I have seen a lot of movies in my time, and I have seen a lot of plot twists. The twists in these movies are up there with some of the worst ever. The first one is that the movie is, indeed, a fantasy. Michael Rooker plays some private investigator named Damon who says the island has this mystical water and rock that is able to make people’s desires become real, like bringing people back to life. Roarke is a slave to it because he wants to be with his wife, but the only way to do that is to stay on the island and fulfill other people’s fantasies.
It gets more stupid. Later on, Roarke reveals to Gwen that his wife doesn’t know who he is because she keeps dying and coming back to life for a reason I still don’t get. It’s pretty obvious the wife is his assistant, Julia (Parisa Fitz-Henley), but the movie tries to subvert that for some reason even though there is a scene that shows her coughing up blood. Gwen changes her fantasy with some weird hand-wavy loophole, and instead decides that the moment she regrets most is not saving her neighbor, Nick (Evan Evagora), in a fire she started, which is just so out of left field. She also sees that JD, Brax, and Patrick are all in her fantasy.
It turns out that everyone’s fantasies are connected on multiple levels. Patrick’s fantasy leads him to the mansion where JD and Brax have their fantasy. There is a really dumb standoff where Brax is holding the pin of a grenade and threatening to blow up the mobsters. Things happen that don’t make sense. JD dies, the mobsters they kill return as zombies now, Patrick watches his dad die, and my hyena-like laughter has earned the ire of the innocent people sitting to my left trying to enjoy the movie.
So yeah, it turns out that everyone is actually a part of Nick’s fantasy because everyone there has had some hand in Nick’s death. But then it isn’t Nick’s fantasy, but Nick’s mother’s fantasy, and everyone thinks Julia is the mother. They try to get off the island, but the plane they are gonna leave on gets blown up by the zombies from earlier who have an RPG. They instead decide to destroy the rock that grants people their desires.

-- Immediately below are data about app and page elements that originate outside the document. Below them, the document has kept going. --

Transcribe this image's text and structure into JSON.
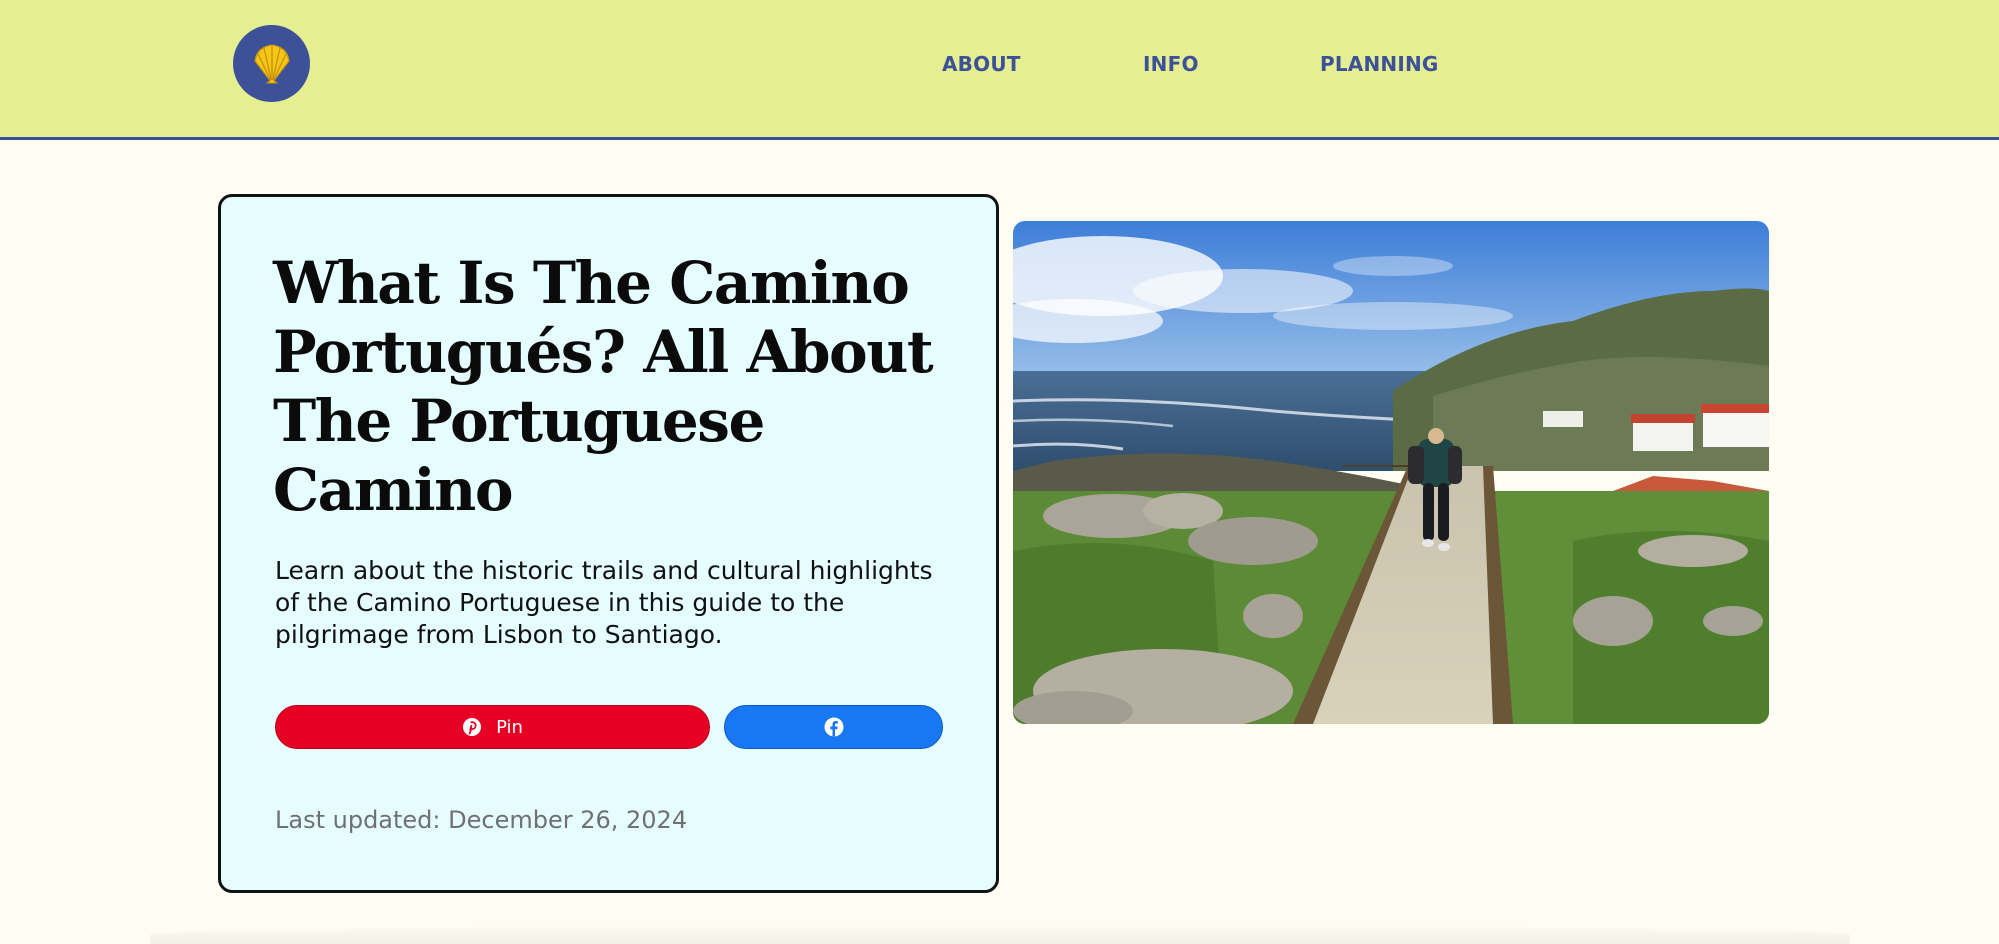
{
  "header": {
    "logo_icon": "scallop-shell-icon",
    "nav": [
      {
        "label": "ABOUT"
      },
      {
        "label": "INFO"
      },
      {
        "label": "PLANNING"
      }
    ]
  },
  "article": {
    "title": "What Is The Camino Portugués? All About The Portuguese Camino",
    "subtitle": "Learn about the historic trails and cultural highlights of the Camino Portuguese in this guide to the pilgrimage from Lisbon to Santiago.",
    "share": {
      "pin_label": "Pin",
      "pin_icon": "pinterest-icon",
      "facebook_icon": "facebook-icon"
    },
    "last_updated": "Last updated: December 26, 2024"
  },
  "colors": {
    "header_bg": "#e5ee90",
    "brand_blue": "#3d5199",
    "card_bg": "#e5fdff",
    "pinterest_red": "#e60023",
    "facebook_blue": "#1877f2"
  }
}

There are some fight scenes that are like a bad version of It. Then in the dumbest of reveals, it turns out the whole thing is actually Melanie’s fantasy all along. But that would mean she had two fantasies instead of one? I don’t know. Anyway, she had been putting on an act to save everyone apparently just so they could know her worth before she killed them all. She feels horrible that she was made to believe that she couldn’t get love because the night Nick died was supposed to be their second date or something, and she thought he stood her up. I love that this movie continues the trope of “bullied kid goes crazy and wants to murder everyone at the end.”
The movie spells everything out for you with detailed exposition, and it still makes no sense. But yeah, I lose track of things again. Somewhere in there, there is another grenade standoff with Melanie. Roarke decides to let Julia go and gives Sloane a fantasy, and she has Melanie drowned by Nick’s zombie who shows up in every predictable jumpscare this movie has. Before Melanie dies, she drops the grenade in front of everyone, Patrick jumps on top of it and sacrifices himself just like his dad did.

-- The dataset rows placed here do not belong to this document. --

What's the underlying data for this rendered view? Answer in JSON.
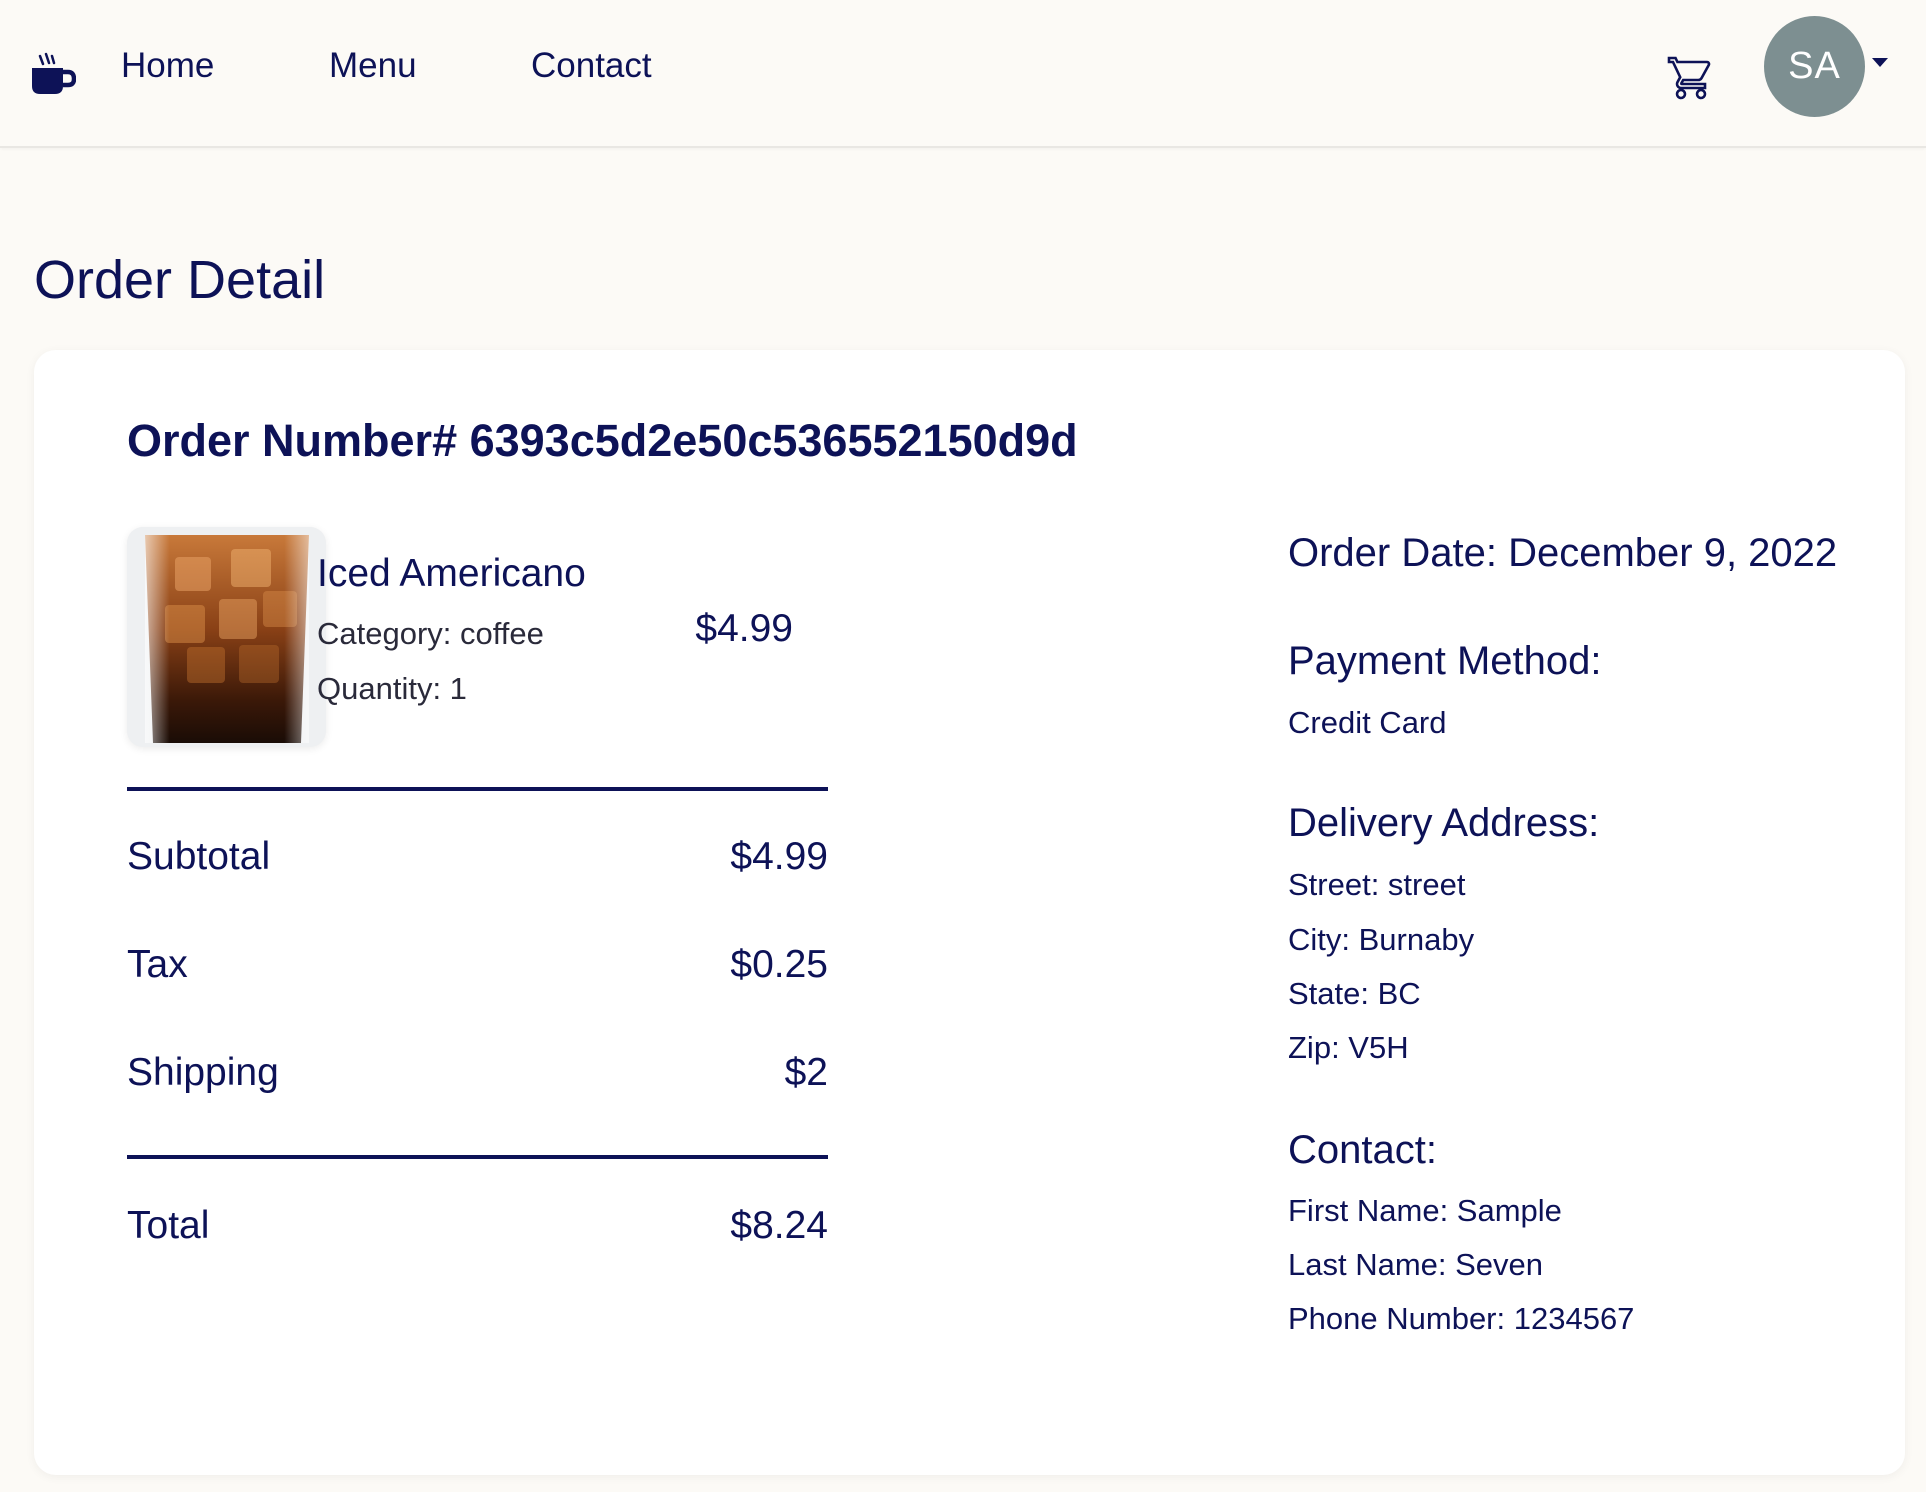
{
  "nav": {
    "brand_icon": "coffee-cup-icon",
    "links": [
      "Home",
      "Menu",
      "Contact"
    ],
    "cart_icon": "shopping-cart-icon",
    "avatar_initials": "SA"
  },
  "page": {
    "title": "Order Detail"
  },
  "order": {
    "number_label": "Order Number# 6393c5d2e50c536552150d9d",
    "item": {
      "name": "Iced Americano",
      "category": "Category: coffee",
      "quantity": "Quantity: 1",
      "price": "$4.99"
    },
    "summary": {
      "subtotal_label": "Subtotal",
      "subtotal_value": "$4.99",
      "tax_label": "Tax",
      "tax_value": "$0.25",
      "shipping_label": "Shipping",
      "shipping_value": "$2",
      "total_label": "Total",
      "total_value": "$8.24"
    },
    "info": {
      "order_date": "Order Date: December 9, 2022",
      "payment_heading": "Payment Method:",
      "payment_value": "Credit Card",
      "address_heading": "Delivery Address:",
      "street": "Street: street",
      "city": "City: Burnaby",
      "state": "State: BC",
      "zip": "Zip: V5H",
      "contact_heading": "Contact:",
      "first_name": "First Name: Sample",
      "last_name": "Last Name: Seven",
      "phone": "Phone Number: 1234567"
    }
  },
  "colors": {
    "background": "#fcfaf6",
    "text": "#0d1257",
    "card": "#ffffff",
    "avatar": "#7d8f91"
  }
}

This is still only scraping the surface of the stupidity of this movie. I didn’t even tell you about the part where Michael Rooker literally yeets himself off a cliff to try and kill Dr. Torture for the third time. Just go watch this movie. There’s really nothing else like it, and I hope we never see anything like it again. 11/10 experience for a 1/10 movie. Congratulations Blumhouse Productions for having this masterpiece under your belt.